  2. Search for Alan D. Aylward in:

  3. Search for Steve Miller in:

Corresponding author

Correspondence to Tommi T. Koskinen.

Supplementary information

PDF files

  1. 1.

    Supplementary Information

    The file contains Supplementary Methods, Supplementary Table 1 with Legend and additional references.  The details of the model are discussed in Supplementary Methods. In that section the basic features of the neutral thermosphere and ionosphere in our coupled global circulation model are explained. Supplementary Table 1 shows the photochemical reactions that are included in the model and that are similar to those occurring in Jupiter’s upper atmosphere. Supplementary Notes include all the references that are referred to in either Supplementary Methods or Supplementary Table 1.

About this article

Publication history

Received

Accepted

Published

DOI

https://doi.org/10.1038/nature06378

Further reading

Comments

By submitting a comment you agree to abide by our Terms and Community Guidelines.

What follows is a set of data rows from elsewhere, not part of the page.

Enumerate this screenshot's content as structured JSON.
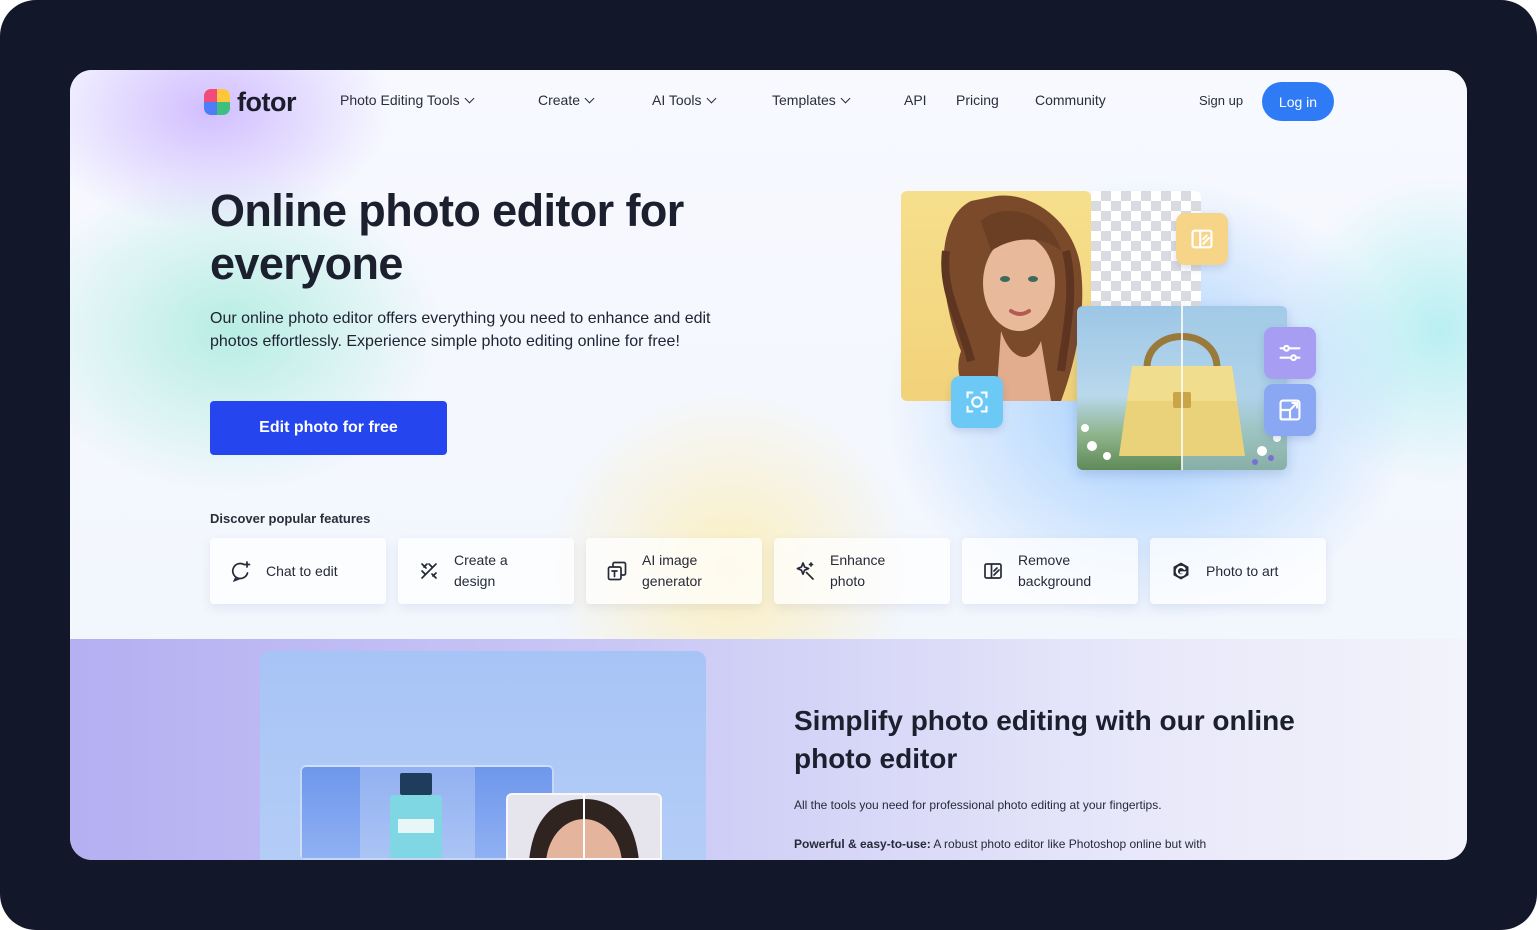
{
  "brand": {
    "name": "fotor",
    "colors": [
      "#f14b7c",
      "#ffc53d",
      "#3fbf7f",
      "#4f7cf7"
    ]
  },
  "nav": {
    "items": [
      {
        "label": "Photo Editing Tools",
        "dropdown": true
      },
      {
        "label": "Create",
        "dropdown": true
      },
      {
        "label": "AI Tools",
        "dropdown": true
      },
      {
        "label": "Templates",
        "dropdown": true
      },
      {
        "label": "API",
        "dropdown": false
      },
      {
        "label": "Pricing",
        "dropdown": false
      },
      {
        "label": "Community",
        "dropdown": false
      }
    ],
    "signup": "Sign up",
    "login": "Log in"
  },
  "hero": {
    "title": "Online photo editor for everyone",
    "subtitle": "Our online photo editor offers everything you need to enhance and edit photos effortlessly. Experience simple photo editing online for free!",
    "cta": "Edit photo for free",
    "discover": "Discover popular features",
    "features": [
      {
        "label": "Chat to edit",
        "icon": "chat-sparkle-icon"
      },
      {
        "label": "Create a\ndesign",
        "icon": "design-tools-icon"
      },
      {
        "label": "AI image\ngenerator",
        "icon": "image-text-icon"
      },
      {
        "label": "Enhance\nphoto",
        "icon": "magic-wand-icon"
      },
      {
        "label": "Remove\nbackground",
        "icon": "remove-background-icon"
      },
      {
        "label": "Photo to art",
        "icon": "art-logo-icon"
      }
    ]
  },
  "section2": {
    "title": "Simplify photo editing with our online photo editor",
    "intro": "All the tools you need for professional photo editing at your fingertips.",
    "point_label": "Powerful & easy-to-use:",
    "point_text": " A robust photo editor like Photoshop online but with"
  },
  "accent": {
    "primary": "#2546ef",
    "login": "#2f7bf5"
  }
}
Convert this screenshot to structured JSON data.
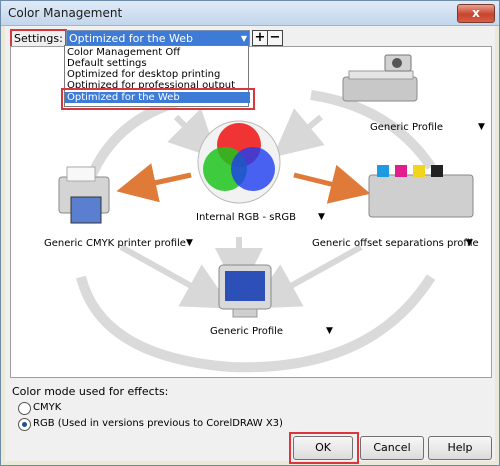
{
  "window": {
    "title": "Color Management",
    "close_label": "x"
  },
  "settings": {
    "label": "Settings:",
    "selected": "Optimized for the Web",
    "add_label": "+",
    "remove_label": "−",
    "options": [
      "Color Management Off",
      "Default settings",
      "Optimized for desktop printing",
      "Optimized for professional output",
      "Optimized for the Web"
    ]
  },
  "profiles": {
    "scanner": "Generic Profile",
    "internal": "Internal RGB - sRGB",
    "printer": "Generic CMYK printer profile",
    "offset": "Generic offset separations profile",
    "monitor": "Generic Profile"
  },
  "effects": {
    "label": "Color mode used for effects:",
    "cmyk": "CMYK",
    "rgb": "RGB (Used in versions previous to CorelDRAW X3)",
    "selected": "RGB"
  },
  "buttons": {
    "ok": "OK",
    "cancel": "Cancel",
    "help": "Help"
  },
  "colors": {
    "accent": "#3d7bd6",
    "arrow": "#e07a38",
    "highlight": "#d9363e"
  }
}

If you find something abusive or that does not comply with our terms or guidelines please flag it as inappropriate.